In carrying out the method of the present invention, I may employ the apparatus illustrated in Patent No. 1,687,067 grantd to me under date of October 9, 1928, or the apparatus shown and described in Patent No.

I 7 ,3 3 giljg oiigranted to me under date of October 2271929. In the first patent, there is shown an apparatus for aerating and agitating an admixture ofcement pulp or grout and a small quantity of a frothing flotation reagent to form a cellular fabric consisting of a body of Application filed October 24, 1927. Serial No. 228,479.

adherent bubbles, each having a shell or envelope of cement. As stated in the patent, the entering air is divided into separated bubbles by the rotating disk and the size of the bubbles can be regulated by the speed of the rotation of the disk. In the second patent, a complete plant for carrying out the method, including a special form of apparatus employed for regulating the sizes of the bubbles formed, is fully illustrated and described.

The admixture of cement pulp and a flotation reagent is supplied with air, which is broken up into bubbles of small but uniform size, the size being controlled by the speed of rotation of the special devices for subdividing the air and these small air bubbles are introduced into and agitated with the pulp and take on a thin shell or coating of cement, so that the resultant product is a spumous mass of froth of fine bubbles each having a separate shell or coating of cement. I then introduce into this froth air bubbles of relatively larger size, which size is controlled by the speed of operation of the air dividing means, and the admixture of air bubbles and froth is agitated, so that the lar er bubbles are dispersed throughout mam envelo ed by the smaller bubbles and there result? alter tfie c ement 581.1%! cellular fabric in which the larger bubbles are bounded by 7 walls of cement, which include the smaller cement coated bubbles. Thus a cementitious material of cellular texture in which the cells are of different and controlled size can be made by first aerating cement pulp in the presence of flotation oil or similar acting substance with small bubbles of air and then passing this product into another machine where larger bubbles of controlled size are incorporated, as described.

In the appended claim by the term frothing agent I mean such substances as reduce the surface tension of water or otherwise aid in bubble formation.

Having thus described 'my invention what I claim is:

The method of making a cellular fabric which comprises aerating and agitating a mixture of cement pulp and a frot 'ng flotation reagent to form a froth of cement coated bubbles of small and substantially uniform size, incorporatin in the froth bubbles of larger size, where y the larger bubbles will be enveloped by the smaller bubbles.

In testimony whereof I have aifixed my signature.

GEO. B. HINTON.

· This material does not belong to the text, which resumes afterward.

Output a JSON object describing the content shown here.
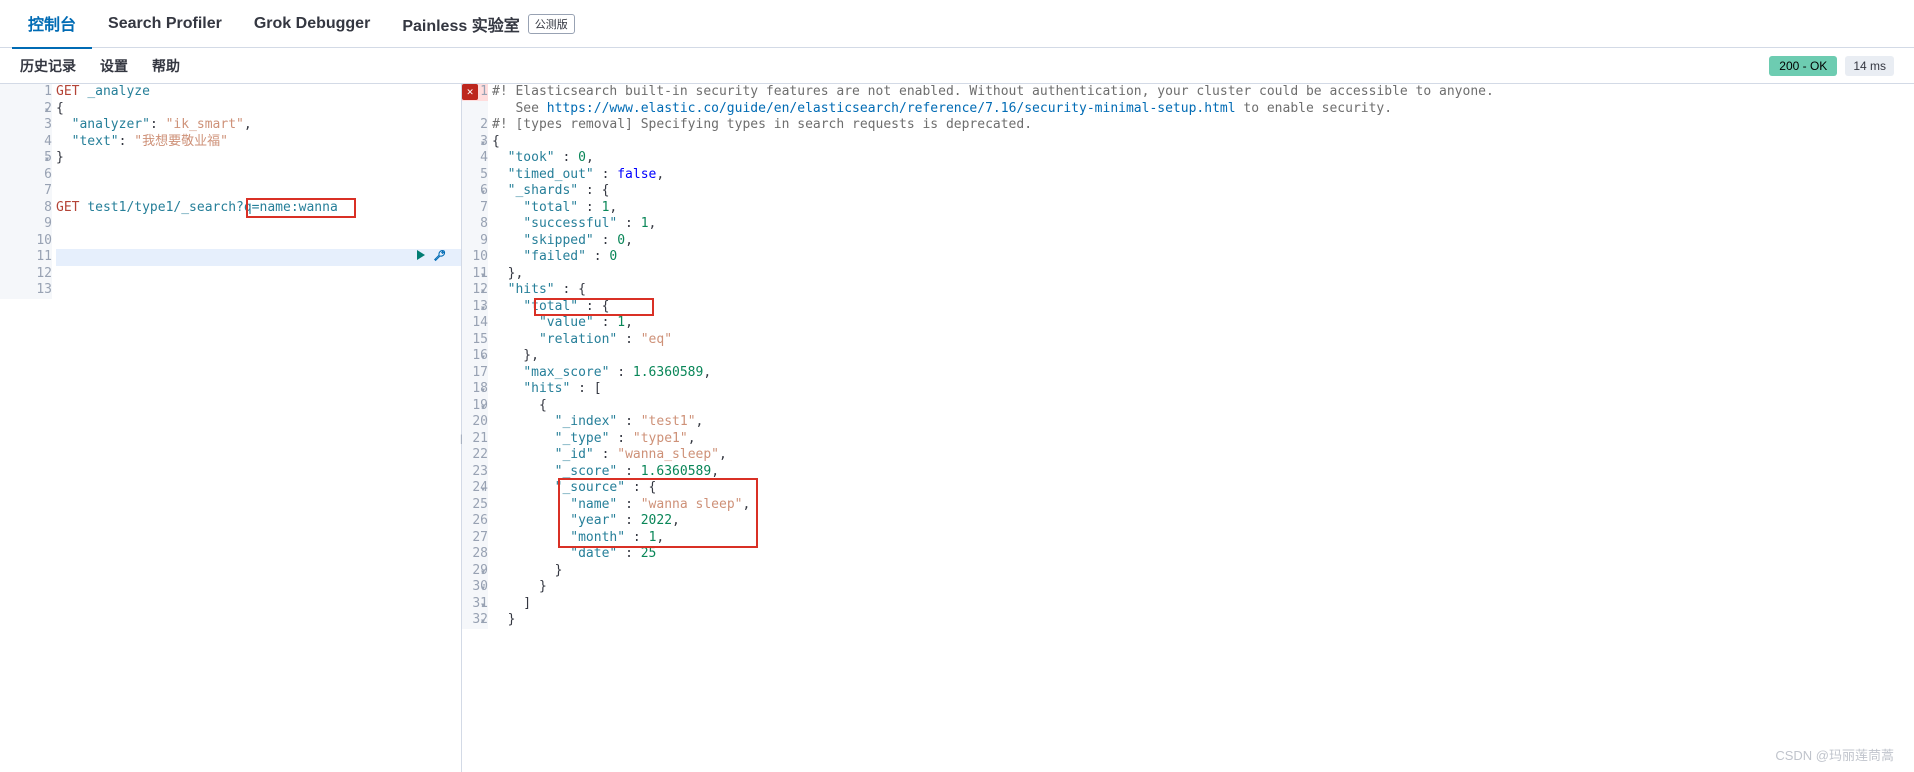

Referenced by
Citing PatentFiling datePublication dateApplicantTitle
US2956790 *Aug 29, 1957Oct 18, 1960Moriya Saburo MApparatus for producing mechanically aerated concrete
US6046255 *Feb 9, 1998Apr 4, 2000Paul T. GrayFoam and foam/cement mixture
Classifications
U.S. Classification106/682, 264/DIG.630, 106/677
International ClassificationC04B38/10
Cooperative ClassificationC04B38/10, Y10S264/63
European ClassificationC04B38/10